### [What is expected]
Using the listing below, say how many lines have the string "name" in them, giving the number alone.

### [Records supplied]
-- -- --

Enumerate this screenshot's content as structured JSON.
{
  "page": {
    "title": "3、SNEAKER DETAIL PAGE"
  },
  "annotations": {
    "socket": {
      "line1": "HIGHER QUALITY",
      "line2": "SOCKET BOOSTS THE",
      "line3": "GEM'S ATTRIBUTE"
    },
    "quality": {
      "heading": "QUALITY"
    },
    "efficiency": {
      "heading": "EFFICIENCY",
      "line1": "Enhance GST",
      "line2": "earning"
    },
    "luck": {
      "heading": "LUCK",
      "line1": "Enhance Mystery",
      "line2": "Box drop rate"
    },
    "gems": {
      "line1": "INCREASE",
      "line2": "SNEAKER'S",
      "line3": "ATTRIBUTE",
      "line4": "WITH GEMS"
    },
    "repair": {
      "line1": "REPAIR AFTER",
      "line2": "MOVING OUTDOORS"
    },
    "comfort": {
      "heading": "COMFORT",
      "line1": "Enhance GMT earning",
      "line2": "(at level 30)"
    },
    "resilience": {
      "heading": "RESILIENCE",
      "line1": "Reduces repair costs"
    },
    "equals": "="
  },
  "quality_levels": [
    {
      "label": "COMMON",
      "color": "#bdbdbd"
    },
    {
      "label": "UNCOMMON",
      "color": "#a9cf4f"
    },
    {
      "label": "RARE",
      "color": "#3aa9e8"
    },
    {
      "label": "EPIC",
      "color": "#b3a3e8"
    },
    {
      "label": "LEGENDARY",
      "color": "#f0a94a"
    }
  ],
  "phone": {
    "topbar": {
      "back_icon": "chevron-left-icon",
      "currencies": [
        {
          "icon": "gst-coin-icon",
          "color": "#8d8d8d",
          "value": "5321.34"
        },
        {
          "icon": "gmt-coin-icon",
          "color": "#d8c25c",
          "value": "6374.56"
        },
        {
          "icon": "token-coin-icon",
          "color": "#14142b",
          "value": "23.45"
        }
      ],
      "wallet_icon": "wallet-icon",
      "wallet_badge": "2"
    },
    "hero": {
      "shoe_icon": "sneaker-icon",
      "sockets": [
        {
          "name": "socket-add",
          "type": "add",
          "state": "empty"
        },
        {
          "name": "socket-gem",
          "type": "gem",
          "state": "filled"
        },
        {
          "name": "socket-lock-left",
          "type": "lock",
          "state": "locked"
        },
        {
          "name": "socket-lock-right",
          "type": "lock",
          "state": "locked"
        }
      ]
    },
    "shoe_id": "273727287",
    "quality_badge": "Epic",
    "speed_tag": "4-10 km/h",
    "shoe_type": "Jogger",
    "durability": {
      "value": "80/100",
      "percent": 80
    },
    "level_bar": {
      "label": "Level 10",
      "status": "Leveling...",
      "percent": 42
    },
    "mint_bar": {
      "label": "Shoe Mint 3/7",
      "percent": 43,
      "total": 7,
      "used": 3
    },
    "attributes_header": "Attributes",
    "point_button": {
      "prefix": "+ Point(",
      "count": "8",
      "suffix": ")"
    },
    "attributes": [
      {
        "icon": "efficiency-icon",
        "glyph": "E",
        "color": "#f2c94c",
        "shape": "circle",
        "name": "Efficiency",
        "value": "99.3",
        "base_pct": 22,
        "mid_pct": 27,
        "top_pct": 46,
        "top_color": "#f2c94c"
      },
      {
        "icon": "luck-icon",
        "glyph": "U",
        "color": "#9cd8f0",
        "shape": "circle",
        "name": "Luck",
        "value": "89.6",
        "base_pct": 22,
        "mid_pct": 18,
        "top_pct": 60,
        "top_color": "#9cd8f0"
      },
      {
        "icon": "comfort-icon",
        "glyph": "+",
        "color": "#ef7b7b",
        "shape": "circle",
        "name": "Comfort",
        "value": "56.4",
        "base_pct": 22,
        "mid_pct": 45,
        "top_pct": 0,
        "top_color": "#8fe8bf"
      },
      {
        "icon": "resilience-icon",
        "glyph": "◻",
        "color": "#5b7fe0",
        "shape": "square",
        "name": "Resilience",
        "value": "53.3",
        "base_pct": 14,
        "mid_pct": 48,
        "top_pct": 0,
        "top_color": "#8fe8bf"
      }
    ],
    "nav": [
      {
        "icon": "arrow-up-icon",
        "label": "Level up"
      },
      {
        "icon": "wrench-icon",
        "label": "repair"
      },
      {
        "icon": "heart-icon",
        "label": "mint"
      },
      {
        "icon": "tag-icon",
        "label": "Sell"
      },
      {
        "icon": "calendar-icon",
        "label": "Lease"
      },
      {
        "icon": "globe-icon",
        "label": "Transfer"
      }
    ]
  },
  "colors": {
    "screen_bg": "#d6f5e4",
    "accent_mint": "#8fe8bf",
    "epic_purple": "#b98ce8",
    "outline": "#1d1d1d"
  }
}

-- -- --

### [Task result]
8